Last but not least, knowing that CMS reimburses a new cushion only every five years, it is important to make sure you get a quality cushion that will go the distance. For a good look at an example of the stringent quality control, testing and tracking that a quality cushion manufacturer employs, as well as warrantee, repair and replacement policies, read “Why there is such a big price difference in medical products that look so similar?”
The article addresses important questions to ask when you are looking at a new cushion. When getting a new cushion that will be protecting your butt for five years it is important to do your research!
Questions you should ask include:
- Is the cushion manufactured entirely at the manufacturer’s plant?
- What kind of quality control does each individual cushion go through before it is shipped?
- What is the return policy?
- How is the manufacturer’s customer service?
- Does the manufacturer maintain quality control over every aspect of its cushions onsite?
- How long is the warranty?
- Is the manufacturer continually improving the product?

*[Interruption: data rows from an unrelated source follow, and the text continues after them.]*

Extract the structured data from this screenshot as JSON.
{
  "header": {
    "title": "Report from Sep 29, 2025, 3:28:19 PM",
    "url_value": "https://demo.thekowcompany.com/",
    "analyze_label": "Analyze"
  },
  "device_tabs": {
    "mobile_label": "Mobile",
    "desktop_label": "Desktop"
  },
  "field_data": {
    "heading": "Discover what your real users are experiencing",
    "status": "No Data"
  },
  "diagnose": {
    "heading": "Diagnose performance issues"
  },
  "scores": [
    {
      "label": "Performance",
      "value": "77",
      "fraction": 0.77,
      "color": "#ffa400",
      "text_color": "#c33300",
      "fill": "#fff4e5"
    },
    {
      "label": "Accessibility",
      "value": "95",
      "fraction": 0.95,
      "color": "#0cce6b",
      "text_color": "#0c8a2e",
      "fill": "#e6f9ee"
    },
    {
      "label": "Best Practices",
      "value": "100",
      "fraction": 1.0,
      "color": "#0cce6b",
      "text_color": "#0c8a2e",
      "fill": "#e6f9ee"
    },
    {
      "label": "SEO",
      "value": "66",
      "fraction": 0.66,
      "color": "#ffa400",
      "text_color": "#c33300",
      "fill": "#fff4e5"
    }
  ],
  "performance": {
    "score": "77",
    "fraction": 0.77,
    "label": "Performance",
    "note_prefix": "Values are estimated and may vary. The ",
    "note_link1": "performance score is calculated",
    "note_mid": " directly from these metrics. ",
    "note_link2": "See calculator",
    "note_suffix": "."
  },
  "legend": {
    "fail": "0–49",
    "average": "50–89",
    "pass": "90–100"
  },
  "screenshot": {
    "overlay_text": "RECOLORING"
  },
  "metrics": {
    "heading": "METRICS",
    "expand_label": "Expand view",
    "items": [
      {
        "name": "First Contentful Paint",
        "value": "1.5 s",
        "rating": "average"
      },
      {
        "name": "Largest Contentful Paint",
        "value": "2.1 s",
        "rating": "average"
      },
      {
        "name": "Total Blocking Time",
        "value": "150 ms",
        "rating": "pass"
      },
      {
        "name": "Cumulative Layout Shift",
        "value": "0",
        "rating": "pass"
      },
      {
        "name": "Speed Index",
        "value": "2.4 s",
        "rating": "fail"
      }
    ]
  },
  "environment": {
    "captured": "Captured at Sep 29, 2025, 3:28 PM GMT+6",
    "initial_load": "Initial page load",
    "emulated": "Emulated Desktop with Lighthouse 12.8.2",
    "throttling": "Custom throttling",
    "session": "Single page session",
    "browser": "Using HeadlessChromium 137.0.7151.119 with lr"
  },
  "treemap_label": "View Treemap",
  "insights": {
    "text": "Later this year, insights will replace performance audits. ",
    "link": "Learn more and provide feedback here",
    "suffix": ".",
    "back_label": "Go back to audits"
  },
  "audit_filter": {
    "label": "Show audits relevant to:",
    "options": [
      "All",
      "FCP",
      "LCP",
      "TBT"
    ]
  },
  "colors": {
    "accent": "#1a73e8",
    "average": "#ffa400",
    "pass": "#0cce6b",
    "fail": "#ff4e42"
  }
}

- Does the manufacturer include research papers about its product on its website?
Bottom line, as reimbursement time between cushions gets longer it becomes even more important to educate yourself about the cushion you choose. By taking the time to do your homework, and choosing a quality adjustable cushion that will last and address your needs, you are taking control of your health.
Bob Vogel, 51, is a freelance writer for the ROHO Community blog. He is a dedicated dad, adventure athlete and journalist. Bob is in his 26th year as a T10 complete para. For the past two decades he has written for New Mobility magazine and is now their Senior Correspondent. He often seeks insight and perspective from his 10-year-old daughter, Sarah, and Schatzie, his 9-year-old German Shepherd service dog. The views and opinions expressed in this blog post are those of Bob Vogel and do not necessarily reflect the views of The ROHO Group. You can contact Bob Vogel by email at firstname.lastname@example.org.